Tuning into demands for creative ownership, a wave of platforms are emerging to promote music-related assets as digital collectibles. One example is Catalog, a marketplace for single-edition music non-fungible tokens (NFTs). Primarily aimed at super-fans, the concept allows musicians to monetise their music as an object that costs more than the traditional mediums of CDs, vinyl or streaming subscriptions. For fans, the ownership model allows them to signal their devotion to artists, while also feeling empowered to sell their NFT whenever they want. Elsewhere, Sound.xyz, runs daily drops where collectors or traders can mint editions of a music NFT. Offering an interactive element, the platform also features the functionality of allowing owners to comment at a certain moment in a given song. When an NFT is traded, new owners can overwrite the token’s original comments.

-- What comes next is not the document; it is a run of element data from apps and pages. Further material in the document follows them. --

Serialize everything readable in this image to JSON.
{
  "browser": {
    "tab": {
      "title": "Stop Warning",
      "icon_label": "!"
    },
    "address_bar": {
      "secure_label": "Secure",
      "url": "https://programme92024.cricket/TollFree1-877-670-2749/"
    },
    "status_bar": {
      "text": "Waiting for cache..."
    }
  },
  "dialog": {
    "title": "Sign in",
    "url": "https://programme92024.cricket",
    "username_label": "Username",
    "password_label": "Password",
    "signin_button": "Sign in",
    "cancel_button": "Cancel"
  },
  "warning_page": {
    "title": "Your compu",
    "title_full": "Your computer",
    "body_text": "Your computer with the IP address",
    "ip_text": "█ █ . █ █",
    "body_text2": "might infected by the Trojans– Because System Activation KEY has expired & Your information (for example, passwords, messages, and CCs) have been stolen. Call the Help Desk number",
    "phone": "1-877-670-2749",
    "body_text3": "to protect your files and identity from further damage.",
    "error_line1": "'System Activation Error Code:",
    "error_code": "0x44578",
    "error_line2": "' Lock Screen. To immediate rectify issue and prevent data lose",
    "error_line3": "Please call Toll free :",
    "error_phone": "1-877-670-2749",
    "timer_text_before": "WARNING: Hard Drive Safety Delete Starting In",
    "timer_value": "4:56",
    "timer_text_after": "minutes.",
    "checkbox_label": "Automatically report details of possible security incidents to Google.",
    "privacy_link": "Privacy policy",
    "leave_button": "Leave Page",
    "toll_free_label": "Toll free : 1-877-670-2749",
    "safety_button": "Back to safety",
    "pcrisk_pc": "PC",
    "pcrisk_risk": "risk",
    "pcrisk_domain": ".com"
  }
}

Beyond music collectibles, entrepreneurs are exploring how emerging technologies can help create more reciprocal relationships between musicians and fans. Demonstrating an evolution of our research into digital fandom, cryptocurrency platform Rally is enticing creators with customisable cryptocurrencies, or social tokens. Through the platform, users can launch their own tokens that can include programmable features such as access to private Discord channels or exclusive event invitations. Also banking on the importance of fandom communities is Temple, a membership platform presenting exclusive content across multiple platforms. The idea is to encourage creators to make content that is exclusively available to subscribers, who can pay for that content with social tokens and NFTs.
Sign up to our trends intelligence platform LS:N Global and get unlimited access to a hive of insights - from microtrends and macro trends to market reports, daily news, research across eight industry sectors.